▶ [Problem description]:
Find the word "chevron" in the records and copy every line where it occurs.

Excerpts from an interface dataset
^^^^

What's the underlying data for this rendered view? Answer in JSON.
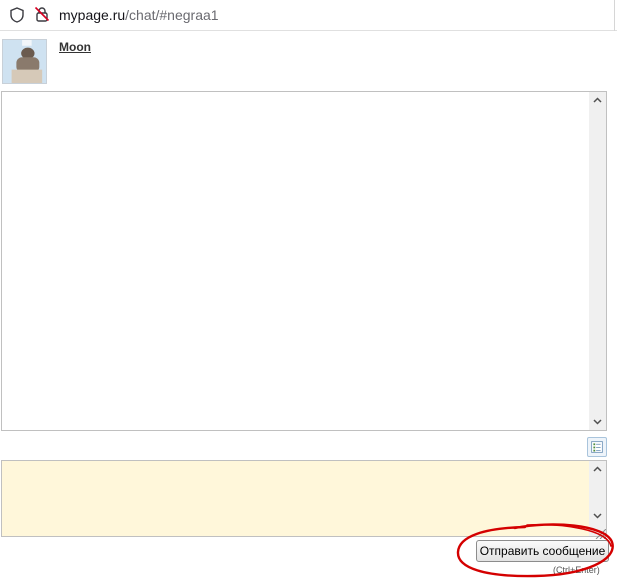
{
  "browser": {
    "url_host": "mypage.ru",
    "url_path": "/chat/#negraa1"
  },
  "chat": {
    "contact_name": "Moon",
    "message_log_scroll_up_icon": "chevron-up-icon",
    "message_log_scroll_down_icon": "chevron-down-icon"
  },
  "composer": {
    "value": "",
    "background_color": "#fff7da",
    "send_label": "Отправить сообщение",
    "shortcut_hint": "(Ctrl+Enter)"
  },
  "annotation": {
    "highlight_color": "#d40000"
  }
}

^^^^

▶ [Solution to the exercise]:
    "message_log_scroll_up_icon": "chevron-up-icon",
    "message_log_scroll_down_icon": "chevron-down-icon"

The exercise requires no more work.